Electricity meters. (Maxx-Studio via Shutterstock) Credit: Maxx-Studio via Shutterstock

Both United Illuminating (UI)  and Eversource announced earlier this week that residential customers will likely see significant decreases in their monthly electricity bills if the updated standard service rates are approved by the state’s utility regulators. 

The Public Utilities Regulatory Authority (PURA) will announce July 1 supply rates after they review the filings, and ensure that “the electric distribution companies conducted competitive procurements for the electricity and that both companies are passing through no more and no less than the actual costs of that electricity supply,” PURA spokesman Joe Cooper said. 

UI is projecting that the Standard Service price for UI residential customers will decrease from 21.94 to 14.37 cents per Kilowatt Hour (kWh) beginning July 1, 2023 – a bill decrease impact of 35% or $28 for a typical residential customer.

Eversource customers who stay with Standard Service will see an overall decrease of $56, or 22%, on their total bills, according to the utility. The price would change from the current 24.17 cents per kilowatt-hour (kWh) to 13.82 cents per kWh, compared to 12.19 cents per kWh last July.

In Connecticut, the energy supply price is reset every six months, in January and July. 

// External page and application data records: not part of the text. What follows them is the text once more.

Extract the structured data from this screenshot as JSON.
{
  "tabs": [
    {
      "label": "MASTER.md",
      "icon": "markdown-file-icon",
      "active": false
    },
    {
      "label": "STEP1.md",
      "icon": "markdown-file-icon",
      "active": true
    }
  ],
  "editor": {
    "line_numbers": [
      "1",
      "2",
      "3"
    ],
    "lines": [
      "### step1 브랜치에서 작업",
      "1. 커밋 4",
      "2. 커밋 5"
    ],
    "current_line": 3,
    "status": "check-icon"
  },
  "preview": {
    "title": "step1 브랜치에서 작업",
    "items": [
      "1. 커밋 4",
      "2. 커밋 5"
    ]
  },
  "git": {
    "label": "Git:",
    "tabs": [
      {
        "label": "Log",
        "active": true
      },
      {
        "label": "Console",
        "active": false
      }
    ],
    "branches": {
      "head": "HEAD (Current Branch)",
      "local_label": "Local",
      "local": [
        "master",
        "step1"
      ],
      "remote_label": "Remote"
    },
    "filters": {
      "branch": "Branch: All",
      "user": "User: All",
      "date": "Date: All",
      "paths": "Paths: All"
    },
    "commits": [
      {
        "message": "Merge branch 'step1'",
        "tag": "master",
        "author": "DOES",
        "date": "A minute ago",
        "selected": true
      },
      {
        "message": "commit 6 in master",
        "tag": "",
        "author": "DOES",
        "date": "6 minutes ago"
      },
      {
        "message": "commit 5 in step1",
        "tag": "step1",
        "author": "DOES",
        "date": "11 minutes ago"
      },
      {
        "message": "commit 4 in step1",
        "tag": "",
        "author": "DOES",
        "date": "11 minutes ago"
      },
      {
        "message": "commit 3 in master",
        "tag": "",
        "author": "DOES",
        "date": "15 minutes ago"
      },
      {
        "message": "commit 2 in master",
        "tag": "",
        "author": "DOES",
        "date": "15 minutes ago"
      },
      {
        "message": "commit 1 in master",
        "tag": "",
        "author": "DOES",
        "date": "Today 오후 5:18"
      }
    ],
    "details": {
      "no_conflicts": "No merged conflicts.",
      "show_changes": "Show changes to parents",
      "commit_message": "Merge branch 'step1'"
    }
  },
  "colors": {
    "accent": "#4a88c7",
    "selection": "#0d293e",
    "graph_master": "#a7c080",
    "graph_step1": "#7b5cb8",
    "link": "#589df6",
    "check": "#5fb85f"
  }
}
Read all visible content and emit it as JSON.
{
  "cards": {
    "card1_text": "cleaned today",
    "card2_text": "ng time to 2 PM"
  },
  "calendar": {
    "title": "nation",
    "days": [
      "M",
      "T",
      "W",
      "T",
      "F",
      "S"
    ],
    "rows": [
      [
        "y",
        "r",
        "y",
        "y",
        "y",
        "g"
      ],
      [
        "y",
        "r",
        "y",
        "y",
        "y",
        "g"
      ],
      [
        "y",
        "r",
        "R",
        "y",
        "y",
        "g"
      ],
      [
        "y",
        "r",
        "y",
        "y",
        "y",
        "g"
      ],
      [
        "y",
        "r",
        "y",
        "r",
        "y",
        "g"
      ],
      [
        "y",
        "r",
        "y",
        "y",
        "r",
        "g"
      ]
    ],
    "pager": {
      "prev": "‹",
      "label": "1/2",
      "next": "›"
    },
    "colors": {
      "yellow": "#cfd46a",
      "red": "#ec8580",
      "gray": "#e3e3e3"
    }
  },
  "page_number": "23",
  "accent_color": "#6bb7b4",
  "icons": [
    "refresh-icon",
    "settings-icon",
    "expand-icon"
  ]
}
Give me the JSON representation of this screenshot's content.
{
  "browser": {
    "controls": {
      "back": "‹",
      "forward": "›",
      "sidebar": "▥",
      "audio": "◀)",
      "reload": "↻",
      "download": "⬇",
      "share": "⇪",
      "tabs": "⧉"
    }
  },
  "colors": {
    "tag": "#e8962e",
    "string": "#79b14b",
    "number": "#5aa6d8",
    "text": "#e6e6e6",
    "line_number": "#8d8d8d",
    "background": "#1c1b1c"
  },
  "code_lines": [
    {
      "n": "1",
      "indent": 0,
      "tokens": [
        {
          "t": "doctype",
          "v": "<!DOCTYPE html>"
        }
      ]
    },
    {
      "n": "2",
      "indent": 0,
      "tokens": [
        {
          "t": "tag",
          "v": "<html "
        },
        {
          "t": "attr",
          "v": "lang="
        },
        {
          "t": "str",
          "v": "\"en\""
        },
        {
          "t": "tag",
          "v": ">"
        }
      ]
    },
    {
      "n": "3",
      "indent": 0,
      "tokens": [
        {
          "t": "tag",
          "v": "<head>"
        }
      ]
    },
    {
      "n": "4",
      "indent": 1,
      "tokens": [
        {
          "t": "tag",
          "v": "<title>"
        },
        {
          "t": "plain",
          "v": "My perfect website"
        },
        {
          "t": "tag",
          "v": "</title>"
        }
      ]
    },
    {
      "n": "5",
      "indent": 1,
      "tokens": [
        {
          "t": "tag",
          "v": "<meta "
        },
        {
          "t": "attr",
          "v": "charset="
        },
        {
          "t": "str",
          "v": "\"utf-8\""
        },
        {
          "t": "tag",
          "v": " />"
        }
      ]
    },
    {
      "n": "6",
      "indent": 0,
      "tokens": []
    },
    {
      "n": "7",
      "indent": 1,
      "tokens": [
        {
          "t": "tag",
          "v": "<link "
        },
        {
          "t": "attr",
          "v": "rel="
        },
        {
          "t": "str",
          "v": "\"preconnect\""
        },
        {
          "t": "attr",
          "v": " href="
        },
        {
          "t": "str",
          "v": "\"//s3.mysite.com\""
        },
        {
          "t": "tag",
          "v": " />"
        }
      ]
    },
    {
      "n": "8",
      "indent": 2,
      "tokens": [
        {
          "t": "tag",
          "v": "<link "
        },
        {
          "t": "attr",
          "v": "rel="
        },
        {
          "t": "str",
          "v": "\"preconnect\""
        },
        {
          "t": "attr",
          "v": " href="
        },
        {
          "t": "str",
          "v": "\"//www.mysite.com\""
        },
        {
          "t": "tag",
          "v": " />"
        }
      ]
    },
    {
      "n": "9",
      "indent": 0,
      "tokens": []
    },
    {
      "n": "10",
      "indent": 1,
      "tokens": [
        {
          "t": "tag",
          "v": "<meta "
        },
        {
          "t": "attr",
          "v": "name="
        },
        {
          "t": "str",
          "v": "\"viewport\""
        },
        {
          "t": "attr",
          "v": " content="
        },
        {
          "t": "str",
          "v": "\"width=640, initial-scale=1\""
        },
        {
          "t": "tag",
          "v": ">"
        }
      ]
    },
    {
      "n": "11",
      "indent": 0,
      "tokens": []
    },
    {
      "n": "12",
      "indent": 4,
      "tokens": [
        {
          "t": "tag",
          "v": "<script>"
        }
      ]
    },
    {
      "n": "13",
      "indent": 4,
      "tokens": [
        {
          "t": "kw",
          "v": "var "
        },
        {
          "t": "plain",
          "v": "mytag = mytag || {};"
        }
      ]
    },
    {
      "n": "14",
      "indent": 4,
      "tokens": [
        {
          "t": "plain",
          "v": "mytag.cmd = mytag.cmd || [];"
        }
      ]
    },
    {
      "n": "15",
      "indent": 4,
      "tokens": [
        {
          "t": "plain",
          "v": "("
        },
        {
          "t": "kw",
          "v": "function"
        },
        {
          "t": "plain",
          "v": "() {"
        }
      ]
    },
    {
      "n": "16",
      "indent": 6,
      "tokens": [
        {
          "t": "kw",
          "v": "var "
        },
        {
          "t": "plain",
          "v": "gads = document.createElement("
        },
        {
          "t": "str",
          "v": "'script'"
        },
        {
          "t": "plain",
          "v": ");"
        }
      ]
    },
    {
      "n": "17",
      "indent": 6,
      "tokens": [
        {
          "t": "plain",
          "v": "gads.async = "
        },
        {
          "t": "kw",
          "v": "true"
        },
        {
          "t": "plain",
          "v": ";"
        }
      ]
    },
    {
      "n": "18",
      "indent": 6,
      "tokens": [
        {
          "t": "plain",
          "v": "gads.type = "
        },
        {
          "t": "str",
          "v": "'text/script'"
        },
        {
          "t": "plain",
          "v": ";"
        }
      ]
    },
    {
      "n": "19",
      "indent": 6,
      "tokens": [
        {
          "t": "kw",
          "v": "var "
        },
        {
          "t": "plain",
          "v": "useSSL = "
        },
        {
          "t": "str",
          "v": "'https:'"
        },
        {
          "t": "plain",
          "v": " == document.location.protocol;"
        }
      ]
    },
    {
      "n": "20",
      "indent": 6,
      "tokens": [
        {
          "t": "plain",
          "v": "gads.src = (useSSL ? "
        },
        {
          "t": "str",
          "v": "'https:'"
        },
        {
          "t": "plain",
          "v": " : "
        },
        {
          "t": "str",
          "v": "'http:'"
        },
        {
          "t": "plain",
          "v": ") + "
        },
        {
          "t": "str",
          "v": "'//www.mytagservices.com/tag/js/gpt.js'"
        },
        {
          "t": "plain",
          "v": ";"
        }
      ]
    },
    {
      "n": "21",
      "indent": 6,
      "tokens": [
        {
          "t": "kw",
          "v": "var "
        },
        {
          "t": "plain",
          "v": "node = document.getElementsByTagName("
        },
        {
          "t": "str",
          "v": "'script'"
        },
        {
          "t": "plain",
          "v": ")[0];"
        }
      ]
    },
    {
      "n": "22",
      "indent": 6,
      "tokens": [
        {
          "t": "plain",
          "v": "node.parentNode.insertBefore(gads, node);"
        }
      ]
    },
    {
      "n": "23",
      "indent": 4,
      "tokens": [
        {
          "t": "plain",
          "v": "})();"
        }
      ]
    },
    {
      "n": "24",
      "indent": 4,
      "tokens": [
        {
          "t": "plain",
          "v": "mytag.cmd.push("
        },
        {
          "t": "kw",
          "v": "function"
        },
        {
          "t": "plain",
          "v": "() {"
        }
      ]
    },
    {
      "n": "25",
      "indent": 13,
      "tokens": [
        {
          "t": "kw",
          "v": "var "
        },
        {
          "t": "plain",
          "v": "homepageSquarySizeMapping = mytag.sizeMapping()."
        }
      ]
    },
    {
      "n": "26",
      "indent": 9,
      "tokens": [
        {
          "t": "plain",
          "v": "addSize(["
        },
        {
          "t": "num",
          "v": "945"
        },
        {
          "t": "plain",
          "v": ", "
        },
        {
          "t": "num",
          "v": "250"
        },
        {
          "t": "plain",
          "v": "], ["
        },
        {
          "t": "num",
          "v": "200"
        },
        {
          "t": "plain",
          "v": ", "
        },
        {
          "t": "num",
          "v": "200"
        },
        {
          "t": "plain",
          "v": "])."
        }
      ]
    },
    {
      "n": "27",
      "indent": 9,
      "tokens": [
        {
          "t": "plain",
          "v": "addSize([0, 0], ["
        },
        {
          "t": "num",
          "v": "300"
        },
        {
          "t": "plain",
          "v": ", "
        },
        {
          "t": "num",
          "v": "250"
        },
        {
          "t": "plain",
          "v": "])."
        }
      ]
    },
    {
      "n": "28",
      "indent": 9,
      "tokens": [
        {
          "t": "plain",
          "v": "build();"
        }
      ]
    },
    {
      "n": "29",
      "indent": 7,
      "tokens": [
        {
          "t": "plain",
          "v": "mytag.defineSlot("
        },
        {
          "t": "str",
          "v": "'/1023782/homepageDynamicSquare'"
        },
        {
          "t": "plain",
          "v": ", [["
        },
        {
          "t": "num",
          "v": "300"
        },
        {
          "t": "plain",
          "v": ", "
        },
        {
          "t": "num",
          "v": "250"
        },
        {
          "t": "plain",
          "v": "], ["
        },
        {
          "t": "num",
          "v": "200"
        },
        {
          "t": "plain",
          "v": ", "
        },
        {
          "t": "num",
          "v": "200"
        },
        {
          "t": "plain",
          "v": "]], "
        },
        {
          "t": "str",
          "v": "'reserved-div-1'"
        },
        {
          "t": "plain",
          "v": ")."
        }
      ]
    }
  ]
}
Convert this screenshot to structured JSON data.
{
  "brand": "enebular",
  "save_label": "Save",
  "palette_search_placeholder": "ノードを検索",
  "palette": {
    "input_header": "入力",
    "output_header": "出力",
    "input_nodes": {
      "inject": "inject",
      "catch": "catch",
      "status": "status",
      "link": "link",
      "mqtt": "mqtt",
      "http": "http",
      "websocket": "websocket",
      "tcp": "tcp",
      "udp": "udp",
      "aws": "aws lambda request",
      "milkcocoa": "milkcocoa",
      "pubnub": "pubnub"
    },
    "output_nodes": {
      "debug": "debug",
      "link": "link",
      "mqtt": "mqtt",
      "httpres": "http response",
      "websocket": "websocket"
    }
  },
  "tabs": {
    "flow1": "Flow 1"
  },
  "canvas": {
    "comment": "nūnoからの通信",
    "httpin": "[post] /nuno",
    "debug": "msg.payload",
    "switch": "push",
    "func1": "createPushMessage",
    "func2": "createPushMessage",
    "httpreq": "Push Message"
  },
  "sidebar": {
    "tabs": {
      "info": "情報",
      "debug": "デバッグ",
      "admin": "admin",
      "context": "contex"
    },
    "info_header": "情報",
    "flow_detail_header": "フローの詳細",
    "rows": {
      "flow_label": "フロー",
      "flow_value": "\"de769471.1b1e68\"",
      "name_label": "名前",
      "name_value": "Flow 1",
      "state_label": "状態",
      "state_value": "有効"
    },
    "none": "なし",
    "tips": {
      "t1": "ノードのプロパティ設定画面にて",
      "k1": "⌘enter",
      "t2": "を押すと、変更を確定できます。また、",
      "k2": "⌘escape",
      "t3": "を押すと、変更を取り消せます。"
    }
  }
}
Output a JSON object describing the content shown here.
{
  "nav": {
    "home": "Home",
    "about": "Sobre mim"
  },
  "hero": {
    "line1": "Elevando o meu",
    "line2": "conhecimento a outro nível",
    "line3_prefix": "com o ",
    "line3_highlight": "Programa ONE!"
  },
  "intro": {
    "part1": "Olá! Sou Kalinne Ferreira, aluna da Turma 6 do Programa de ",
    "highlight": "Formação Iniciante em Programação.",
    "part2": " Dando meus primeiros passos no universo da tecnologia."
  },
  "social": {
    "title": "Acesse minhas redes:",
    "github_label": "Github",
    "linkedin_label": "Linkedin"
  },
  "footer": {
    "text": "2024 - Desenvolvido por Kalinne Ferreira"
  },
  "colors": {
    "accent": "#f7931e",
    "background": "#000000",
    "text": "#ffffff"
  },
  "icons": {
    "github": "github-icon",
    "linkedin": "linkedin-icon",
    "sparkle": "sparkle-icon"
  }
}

UI President and CEO Frank Reynolds acknowledged that the rates that went into effect in January have been tough on customers, adding that the New England energy market still faces problems. Energy prices have increased due to supply chain issues, inflation and the war in Ukraine, officials said. 

 “While we are pleased that our customers will see lower bills this summer, the underlying issues that drove this winter’s exorbitant price increases remain unaddressed, and we will continue to call for accountability and reform until the market delivers the stable, affordable pricing and reliability our customers deserve,” Reynolds said in a statement. 

Both companies point out that they do not earn a profit on the cost of electricity.

“It’s important to remember though, on average, Connecticut customers use 35% more electricity during the summer months with air conditioners, fans and other appliances working overtime to keep things cool inside,” Eversource President of Electric Operations in Connecticut Steve Sullivan said. He said customers are urged to take advantage of their energy efficiency and payment programs.

In January, UI launched a financial relief program for customers identified as having financial hardship between January and July. Between UI, Southern Connecticut Gas and Connecticut Natural Gas, more than 300 customers in bill management programs, according to company officials. 

Connecticut has the EnergizeCT rate board – a tool that helps residential and business electric customers compare standard services rates from Eversource and United Illuminating with those from licensed electric suppliers and registered aggregators.

Third-suppliers have, as of late, been a good option for ratepayers.

According to the CT Consumer Counsel, residential Eversource customers who chose suppliers saved, in aggregate, $16.2 million than the Standard Offer in March while residential UI customers who chose suppliers saved in aggregate $2.3 million more than the Standard Offer.